Let’s forget that for a moment. If there’s one thing that Gust can always deliver on, it’s a drop-down amazing soundtrack, and that holds true here as well. There are a lot of incredible, multi-layered tunes scattered throughout, with some vocal work done on pivotal moments towards the end of the gane. Ironically enough, that boss fight I was talking about earlier that gave me the hardest time had with it perhaps one of the best tracks I have ever heard this studio put out, which made the fight much more tolerable. I have discovered that I am never able to skip the amazing opening song this game has.
All told, I had a great time with Atelier Escha & Logy. Sometimes it’s nice to sit down and play something where the plot isn’t about this encroaching evil or some post-apocalyptic wasteland, but instead about this simple story about a boy and girl who seek to accomplish their dreams and help others when they can. Things are also designed for accessibility, with a fast travel system, characters that gain experience even if they fall in battle, an obviously strong incentive to do your assigned tasks, and more. Of course, there's also plenty for the veteran player, including a large amount of content, multiple endings, and plenty of recipes to obtain and use.
The well-written characters help keep the story from feeling dull; the incredibly combat system allows combat to move at a fast click; the high-resolution models and backdrops are simply beautiful to look at; and the soundtrack - good lord, that soundtrack!

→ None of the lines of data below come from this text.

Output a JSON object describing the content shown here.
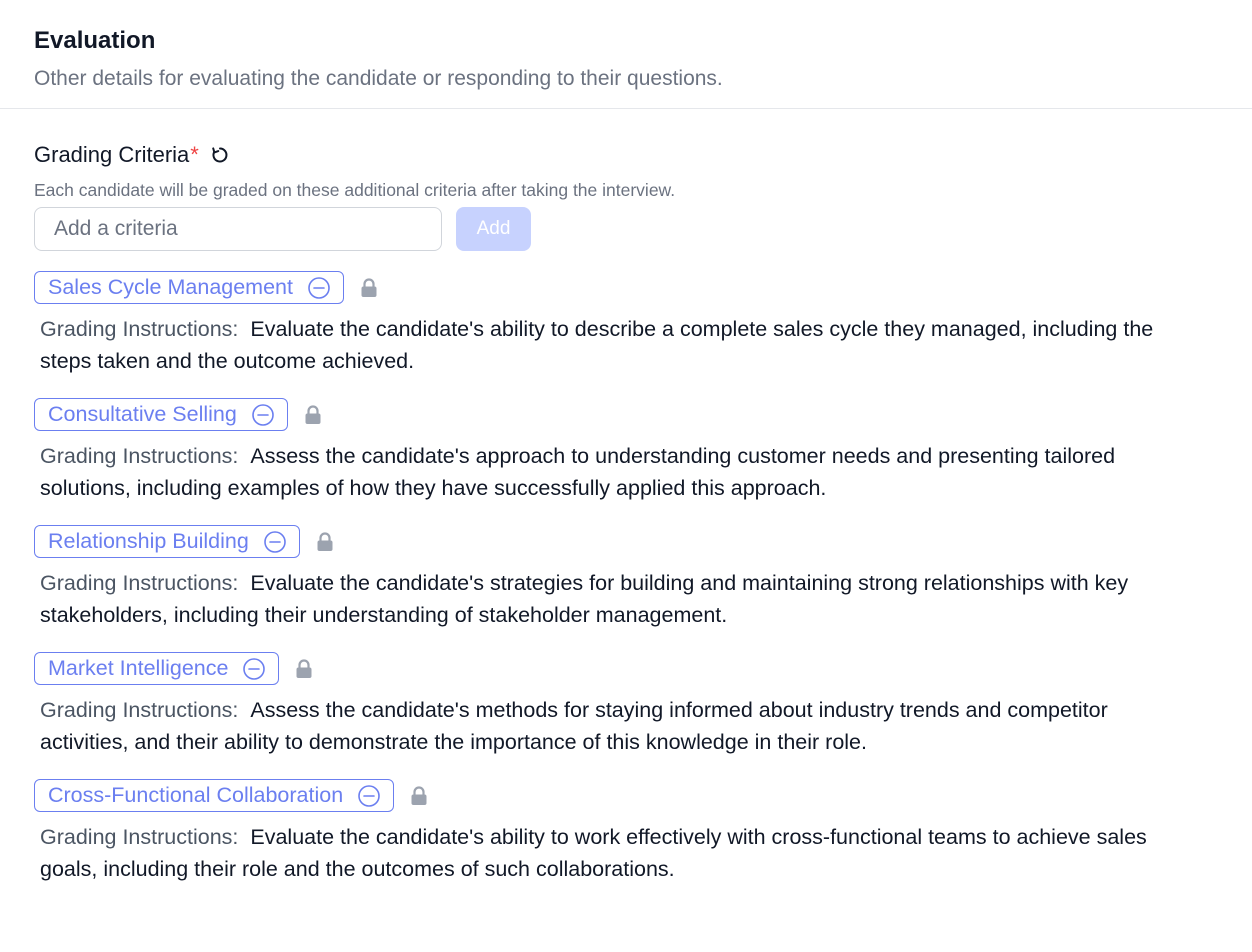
{
  "section": {
    "title": "Evaluation",
    "description": "Other details for evaluating the candidate or responding to their questions."
  },
  "grading": {
    "label": "Grading Criteria",
    "required_marker": "*",
    "help_text": "Each candidate will be graded on these additional criteria after taking the interview.",
    "input_placeholder": "Add a criteria",
    "add_label": "Add",
    "instructions_label": "Grading Instructions:",
    "icons": {
      "refresh": "refresh-icon",
      "remove": "minus-circle-icon",
      "lock": "lock-icon"
    },
    "colors": {
      "accent": "#6b7ff0",
      "required": "#ef4444",
      "add_button_disabled": "#c7d2fe"
    },
    "criteria": [
      {
        "name": "Sales Cycle Management",
        "instructions": "Evaluate the candidate's ability to describe a complete sales cycle they managed, including the steps taken and the outcome achieved."
      },
      {
        "name": "Consultative Selling",
        "instructions": "Assess the candidate's approach to understanding customer needs and presenting tailored solutions, including examples of how they have successfully applied this approach."
      },
      {
        "name": "Relationship Building",
        "instructions": "Evaluate the candidate's strategies for building and maintaining strong relationships with key stakeholders, including their understanding of stakeholder management."
      },
      {
        "name": "Market Intelligence",
        "instructions": "Assess the candidate's methods for staying informed about industry trends and competitor activities, and their ability to demonstrate the importance of this knowledge in their role."
      },
      {
        "name": "Cross-Functional Collaboration",
        "instructions": "Evaluate the candidate's ability to work effectively with cross-functional teams to achieve sales goals, including their role and the outcomes of such collaborations."
      }
    ]
  }
}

If you can put up with the highly unusual difficulty spike that appears late in the story that honestly goes away in the sequential playthroughs, this title definitely deserves your attention for all of its wonderful accomplishments.